Since June, the Government has announced a limit of 21,700 for non-EU migrants coming into the UK under the skilled and highly skilled routes from April 2011, a reduction of 6,300 on 2009.

At this stage, we judge that there is insufficient reason to change our average net migration assumption of 140,000 per year from 2010, which remains well below the net inflows of 198,000 seen in 2009.’ So, the pledge to limit immigration to the ‘tens of thousands’, an important Conservative election promise that survived the Coalition Agreement, will go the way of all flesh, deepening the disaffection of ANTI voters.

Bureaucrats have long warned that it would be so. The preponderance of migration from within the EU means that caps on non-EU migrants make a piffling indent on the overall net figure for a given year. Also, there is a determined administrative won’t. Whitehall is deaf to reform because the low skilled service economy needs migrant workers: it is cheaper for employers to import rather than retrain; (also, welfare claimants are discouraged from taking employment that would curtail their benefits).  The Business Department, aided by its Lib Dem minister, put up strong resistance to the Home Office’s reforms. A compromise was reached, but one that was feted by business leaders, whose interests had been protected.

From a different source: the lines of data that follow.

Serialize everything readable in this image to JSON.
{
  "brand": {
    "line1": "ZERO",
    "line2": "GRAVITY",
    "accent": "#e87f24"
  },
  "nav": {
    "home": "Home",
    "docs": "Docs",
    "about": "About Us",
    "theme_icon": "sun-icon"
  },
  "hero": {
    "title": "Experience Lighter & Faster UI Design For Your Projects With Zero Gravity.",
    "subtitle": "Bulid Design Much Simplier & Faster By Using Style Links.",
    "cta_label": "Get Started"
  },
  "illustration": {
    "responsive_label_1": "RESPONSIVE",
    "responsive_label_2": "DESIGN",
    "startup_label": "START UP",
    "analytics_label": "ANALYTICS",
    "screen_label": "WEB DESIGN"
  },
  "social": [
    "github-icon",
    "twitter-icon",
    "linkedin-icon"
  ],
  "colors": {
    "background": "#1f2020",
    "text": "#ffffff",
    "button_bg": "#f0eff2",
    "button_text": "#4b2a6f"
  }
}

The immigration question is at the beginning of its latest effervescence. Mainstream politics has not considered the cultural side of the question, but it is fascinated by the economic side. Structural reform is inept: the government cannot reduce demand for these jobs by decree. This increases the importance of IDS’ reforms, and its unintended consequences. If he can make work pay, then it may become cheaper for companies to retrain the local population, rather than simply import a new one. David Cameron's ambitious promises make the issue imperative - especially as the economy recovers and, supposedly, 2 million new private sector jobs are created.